- [Your instructions]:
Search the records for the string "JSON" and copy every line in which it appears.

Records supplied: Begin

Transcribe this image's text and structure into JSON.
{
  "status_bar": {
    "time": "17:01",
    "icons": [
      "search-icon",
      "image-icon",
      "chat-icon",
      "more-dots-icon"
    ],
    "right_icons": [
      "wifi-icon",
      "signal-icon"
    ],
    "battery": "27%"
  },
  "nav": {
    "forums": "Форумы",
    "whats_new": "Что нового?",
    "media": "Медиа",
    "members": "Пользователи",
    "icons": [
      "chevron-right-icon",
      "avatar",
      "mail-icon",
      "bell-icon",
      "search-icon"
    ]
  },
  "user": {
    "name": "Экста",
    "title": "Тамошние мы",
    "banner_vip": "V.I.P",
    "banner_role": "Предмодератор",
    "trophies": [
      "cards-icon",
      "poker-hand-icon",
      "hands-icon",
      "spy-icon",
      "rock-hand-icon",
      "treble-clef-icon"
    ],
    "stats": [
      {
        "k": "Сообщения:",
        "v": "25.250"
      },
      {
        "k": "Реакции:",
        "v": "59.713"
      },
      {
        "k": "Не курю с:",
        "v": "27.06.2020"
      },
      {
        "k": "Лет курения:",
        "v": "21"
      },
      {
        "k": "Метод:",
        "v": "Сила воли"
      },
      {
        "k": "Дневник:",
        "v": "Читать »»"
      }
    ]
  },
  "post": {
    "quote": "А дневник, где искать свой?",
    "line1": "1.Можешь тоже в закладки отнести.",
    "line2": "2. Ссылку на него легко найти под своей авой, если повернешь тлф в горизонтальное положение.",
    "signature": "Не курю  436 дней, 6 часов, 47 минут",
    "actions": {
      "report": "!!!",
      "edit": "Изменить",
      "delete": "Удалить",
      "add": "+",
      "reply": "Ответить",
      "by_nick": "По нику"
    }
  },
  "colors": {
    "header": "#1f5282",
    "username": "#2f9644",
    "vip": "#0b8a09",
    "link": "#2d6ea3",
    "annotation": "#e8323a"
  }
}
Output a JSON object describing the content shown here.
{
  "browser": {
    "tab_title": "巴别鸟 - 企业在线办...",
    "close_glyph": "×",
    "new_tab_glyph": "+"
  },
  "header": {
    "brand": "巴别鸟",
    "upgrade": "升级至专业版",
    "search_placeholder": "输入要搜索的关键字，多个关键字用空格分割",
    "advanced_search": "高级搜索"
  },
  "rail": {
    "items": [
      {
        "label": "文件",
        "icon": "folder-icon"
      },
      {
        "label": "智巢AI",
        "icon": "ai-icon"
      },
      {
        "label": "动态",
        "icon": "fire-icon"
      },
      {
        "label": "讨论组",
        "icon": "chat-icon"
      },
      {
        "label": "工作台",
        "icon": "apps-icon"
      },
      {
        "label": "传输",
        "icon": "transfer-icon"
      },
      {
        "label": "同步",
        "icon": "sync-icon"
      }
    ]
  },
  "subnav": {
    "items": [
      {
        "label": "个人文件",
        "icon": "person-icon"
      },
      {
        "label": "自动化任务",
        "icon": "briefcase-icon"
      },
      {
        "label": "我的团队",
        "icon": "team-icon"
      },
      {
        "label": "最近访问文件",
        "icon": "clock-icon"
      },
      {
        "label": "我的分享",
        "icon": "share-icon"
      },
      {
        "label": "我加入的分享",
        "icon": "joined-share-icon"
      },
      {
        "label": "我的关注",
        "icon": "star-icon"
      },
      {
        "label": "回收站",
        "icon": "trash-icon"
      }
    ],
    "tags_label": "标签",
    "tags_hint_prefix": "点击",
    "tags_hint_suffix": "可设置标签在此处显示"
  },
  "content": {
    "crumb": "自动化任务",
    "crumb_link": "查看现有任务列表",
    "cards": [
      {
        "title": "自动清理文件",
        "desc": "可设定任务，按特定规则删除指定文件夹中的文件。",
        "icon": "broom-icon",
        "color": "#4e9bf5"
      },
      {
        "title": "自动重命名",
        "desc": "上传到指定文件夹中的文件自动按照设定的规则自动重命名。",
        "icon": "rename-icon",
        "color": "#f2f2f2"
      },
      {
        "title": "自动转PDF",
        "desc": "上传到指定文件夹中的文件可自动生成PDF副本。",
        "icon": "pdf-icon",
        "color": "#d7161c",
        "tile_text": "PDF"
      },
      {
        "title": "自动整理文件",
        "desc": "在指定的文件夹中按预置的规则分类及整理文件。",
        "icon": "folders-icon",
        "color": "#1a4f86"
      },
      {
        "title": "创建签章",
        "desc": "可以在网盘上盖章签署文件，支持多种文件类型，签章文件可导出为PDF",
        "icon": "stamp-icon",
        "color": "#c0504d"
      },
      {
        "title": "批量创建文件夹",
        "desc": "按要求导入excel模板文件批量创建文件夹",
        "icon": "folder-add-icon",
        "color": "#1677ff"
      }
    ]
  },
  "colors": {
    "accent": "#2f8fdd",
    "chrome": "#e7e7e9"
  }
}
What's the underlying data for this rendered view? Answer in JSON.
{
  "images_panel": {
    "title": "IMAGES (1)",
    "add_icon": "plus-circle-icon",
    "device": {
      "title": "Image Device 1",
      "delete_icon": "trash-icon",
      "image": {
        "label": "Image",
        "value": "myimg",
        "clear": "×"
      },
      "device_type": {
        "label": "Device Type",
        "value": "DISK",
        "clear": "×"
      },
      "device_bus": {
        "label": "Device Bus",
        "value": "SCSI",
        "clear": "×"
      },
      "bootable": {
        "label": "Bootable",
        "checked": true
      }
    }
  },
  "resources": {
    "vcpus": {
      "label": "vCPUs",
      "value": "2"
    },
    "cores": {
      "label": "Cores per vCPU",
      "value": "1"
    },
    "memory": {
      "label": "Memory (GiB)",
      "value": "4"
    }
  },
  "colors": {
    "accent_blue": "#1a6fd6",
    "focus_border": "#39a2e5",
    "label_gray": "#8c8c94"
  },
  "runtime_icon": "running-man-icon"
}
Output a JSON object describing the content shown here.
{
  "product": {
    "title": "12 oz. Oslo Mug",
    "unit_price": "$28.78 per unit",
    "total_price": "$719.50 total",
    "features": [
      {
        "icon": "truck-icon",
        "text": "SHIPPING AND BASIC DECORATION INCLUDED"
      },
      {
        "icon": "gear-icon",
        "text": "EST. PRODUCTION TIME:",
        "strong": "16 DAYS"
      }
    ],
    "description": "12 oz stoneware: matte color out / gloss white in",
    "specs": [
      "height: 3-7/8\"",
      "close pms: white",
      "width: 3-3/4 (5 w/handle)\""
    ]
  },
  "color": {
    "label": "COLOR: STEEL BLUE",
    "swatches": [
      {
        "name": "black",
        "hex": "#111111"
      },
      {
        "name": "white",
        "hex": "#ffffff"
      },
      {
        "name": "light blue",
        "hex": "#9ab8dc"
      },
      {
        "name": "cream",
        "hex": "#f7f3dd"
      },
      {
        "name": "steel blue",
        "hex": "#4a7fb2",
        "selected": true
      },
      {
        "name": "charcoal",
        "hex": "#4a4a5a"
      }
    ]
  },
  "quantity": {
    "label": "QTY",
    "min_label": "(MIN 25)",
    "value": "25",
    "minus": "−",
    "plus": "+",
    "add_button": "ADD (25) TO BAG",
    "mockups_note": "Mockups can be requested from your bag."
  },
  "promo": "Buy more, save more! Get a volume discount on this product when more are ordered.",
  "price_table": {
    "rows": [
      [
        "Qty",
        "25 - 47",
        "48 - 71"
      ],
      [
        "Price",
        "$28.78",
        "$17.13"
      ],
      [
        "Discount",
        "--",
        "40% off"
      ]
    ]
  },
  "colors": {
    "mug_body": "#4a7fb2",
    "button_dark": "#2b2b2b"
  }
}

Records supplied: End

- [Exercise response]:
Transcribe this image's text and structure into JSON.
Output a JSON object describing the content shown here.
What's the underlying data for this rendered view? Answer in JSON.
Output a JSON object describing the content shown here.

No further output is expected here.